# Activity
Report, as a number alone, how many lines below contain the string "from".

# Stored items
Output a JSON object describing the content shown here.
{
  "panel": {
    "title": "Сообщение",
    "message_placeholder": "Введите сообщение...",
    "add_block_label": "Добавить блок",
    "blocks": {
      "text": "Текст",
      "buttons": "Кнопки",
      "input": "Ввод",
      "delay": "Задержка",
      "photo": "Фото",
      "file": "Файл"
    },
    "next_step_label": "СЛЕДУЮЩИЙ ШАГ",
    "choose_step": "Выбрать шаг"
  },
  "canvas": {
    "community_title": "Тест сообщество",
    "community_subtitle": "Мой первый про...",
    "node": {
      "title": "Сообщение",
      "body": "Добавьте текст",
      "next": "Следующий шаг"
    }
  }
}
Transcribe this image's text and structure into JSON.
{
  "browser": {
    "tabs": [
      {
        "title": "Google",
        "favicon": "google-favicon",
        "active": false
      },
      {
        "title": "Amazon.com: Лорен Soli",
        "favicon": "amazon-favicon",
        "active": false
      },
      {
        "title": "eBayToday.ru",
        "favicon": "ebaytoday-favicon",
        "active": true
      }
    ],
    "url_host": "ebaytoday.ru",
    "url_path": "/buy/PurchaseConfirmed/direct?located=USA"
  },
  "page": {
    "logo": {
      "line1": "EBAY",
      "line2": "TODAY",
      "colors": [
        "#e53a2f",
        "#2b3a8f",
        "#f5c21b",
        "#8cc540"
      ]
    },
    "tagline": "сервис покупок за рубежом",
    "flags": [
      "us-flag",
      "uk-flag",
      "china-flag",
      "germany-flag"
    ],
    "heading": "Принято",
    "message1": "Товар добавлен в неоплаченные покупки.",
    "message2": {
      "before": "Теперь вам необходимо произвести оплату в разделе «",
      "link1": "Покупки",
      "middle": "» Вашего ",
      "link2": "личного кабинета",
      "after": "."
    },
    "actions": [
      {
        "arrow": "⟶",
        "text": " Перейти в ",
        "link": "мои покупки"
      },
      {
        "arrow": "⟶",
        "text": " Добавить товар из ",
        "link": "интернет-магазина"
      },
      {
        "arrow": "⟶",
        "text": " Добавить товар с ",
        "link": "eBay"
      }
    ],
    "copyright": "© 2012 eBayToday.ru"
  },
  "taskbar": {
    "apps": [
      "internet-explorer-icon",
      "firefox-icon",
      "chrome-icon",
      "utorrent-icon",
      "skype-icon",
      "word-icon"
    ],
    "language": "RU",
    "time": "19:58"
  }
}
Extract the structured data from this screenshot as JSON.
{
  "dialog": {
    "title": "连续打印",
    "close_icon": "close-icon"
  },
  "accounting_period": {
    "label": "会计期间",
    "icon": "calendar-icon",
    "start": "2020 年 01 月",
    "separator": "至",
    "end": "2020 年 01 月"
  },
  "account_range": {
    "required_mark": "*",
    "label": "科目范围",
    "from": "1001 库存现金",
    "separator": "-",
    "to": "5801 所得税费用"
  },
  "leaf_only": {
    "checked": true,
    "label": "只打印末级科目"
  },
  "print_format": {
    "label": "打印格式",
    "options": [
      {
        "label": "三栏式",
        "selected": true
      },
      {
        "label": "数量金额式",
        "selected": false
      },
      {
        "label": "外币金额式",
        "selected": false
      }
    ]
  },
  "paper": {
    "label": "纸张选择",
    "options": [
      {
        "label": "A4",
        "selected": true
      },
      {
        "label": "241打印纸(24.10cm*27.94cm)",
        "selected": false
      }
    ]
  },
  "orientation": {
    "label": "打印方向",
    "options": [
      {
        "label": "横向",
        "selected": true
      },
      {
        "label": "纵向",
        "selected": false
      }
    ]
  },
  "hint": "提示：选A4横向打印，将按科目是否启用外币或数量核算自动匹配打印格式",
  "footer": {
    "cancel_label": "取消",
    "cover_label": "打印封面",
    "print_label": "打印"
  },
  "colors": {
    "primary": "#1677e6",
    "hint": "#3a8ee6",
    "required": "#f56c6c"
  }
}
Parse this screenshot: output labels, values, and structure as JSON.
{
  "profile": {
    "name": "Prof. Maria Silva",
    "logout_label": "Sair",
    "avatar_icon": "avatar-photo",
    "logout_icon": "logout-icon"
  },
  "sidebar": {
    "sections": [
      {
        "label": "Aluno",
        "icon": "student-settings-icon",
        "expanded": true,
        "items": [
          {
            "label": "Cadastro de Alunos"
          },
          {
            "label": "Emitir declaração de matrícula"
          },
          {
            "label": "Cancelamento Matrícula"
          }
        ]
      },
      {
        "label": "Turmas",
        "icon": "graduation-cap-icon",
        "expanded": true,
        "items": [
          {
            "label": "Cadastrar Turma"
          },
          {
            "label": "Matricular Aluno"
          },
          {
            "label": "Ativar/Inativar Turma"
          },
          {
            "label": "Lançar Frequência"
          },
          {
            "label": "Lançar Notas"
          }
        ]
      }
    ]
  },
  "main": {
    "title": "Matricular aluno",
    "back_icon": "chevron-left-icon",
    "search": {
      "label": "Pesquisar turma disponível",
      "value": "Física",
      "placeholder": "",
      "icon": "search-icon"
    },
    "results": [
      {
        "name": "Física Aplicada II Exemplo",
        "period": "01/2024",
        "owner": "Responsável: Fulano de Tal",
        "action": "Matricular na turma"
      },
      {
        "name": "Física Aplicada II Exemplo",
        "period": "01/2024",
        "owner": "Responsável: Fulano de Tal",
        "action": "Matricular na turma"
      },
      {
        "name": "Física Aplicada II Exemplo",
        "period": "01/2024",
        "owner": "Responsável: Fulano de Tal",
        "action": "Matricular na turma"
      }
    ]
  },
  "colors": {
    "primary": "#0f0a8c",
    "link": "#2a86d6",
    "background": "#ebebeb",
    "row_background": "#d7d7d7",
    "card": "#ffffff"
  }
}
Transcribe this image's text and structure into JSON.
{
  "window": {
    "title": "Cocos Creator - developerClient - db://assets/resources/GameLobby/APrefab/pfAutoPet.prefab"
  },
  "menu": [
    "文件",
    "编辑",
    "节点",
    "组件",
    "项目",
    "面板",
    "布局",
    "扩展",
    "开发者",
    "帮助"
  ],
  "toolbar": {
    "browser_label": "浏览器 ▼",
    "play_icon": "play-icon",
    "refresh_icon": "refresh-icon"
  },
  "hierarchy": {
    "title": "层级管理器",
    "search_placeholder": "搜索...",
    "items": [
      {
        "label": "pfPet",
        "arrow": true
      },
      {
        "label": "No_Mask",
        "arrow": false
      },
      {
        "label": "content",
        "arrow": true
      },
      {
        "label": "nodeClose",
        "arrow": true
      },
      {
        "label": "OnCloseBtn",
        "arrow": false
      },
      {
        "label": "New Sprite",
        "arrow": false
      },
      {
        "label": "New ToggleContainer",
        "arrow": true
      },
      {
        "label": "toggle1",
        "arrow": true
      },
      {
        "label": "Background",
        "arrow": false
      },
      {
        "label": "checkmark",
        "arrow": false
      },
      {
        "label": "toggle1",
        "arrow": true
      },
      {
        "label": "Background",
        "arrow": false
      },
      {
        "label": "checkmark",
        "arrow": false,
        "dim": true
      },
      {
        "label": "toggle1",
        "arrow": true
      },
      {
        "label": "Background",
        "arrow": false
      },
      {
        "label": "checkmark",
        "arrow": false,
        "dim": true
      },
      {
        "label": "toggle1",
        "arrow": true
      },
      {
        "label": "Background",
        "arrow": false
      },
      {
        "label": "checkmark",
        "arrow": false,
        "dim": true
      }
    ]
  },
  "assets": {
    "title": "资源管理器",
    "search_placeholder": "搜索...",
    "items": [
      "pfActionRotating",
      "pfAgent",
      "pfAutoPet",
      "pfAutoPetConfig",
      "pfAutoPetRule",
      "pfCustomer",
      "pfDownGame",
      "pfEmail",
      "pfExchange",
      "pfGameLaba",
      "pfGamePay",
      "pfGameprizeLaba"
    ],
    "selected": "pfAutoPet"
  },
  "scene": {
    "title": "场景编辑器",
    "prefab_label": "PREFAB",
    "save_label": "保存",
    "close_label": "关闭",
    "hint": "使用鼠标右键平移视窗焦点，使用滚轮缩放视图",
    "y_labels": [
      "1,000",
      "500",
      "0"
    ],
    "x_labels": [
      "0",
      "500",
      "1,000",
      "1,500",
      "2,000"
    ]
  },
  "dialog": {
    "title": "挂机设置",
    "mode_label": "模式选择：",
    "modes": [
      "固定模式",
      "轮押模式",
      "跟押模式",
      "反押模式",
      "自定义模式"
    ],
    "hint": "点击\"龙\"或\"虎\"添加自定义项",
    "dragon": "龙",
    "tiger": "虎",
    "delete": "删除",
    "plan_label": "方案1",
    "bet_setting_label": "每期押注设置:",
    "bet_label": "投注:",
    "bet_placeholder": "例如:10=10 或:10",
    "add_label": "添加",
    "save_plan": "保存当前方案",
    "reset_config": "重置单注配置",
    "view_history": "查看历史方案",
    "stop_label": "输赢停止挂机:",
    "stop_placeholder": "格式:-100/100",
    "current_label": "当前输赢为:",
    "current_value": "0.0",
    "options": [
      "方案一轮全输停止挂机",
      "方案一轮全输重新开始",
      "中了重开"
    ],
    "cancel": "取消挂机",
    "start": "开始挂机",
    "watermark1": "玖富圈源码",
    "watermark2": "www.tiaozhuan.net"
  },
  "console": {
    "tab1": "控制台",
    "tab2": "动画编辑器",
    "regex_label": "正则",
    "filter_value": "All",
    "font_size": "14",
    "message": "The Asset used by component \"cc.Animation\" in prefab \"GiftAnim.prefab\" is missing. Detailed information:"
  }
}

# Finished task
2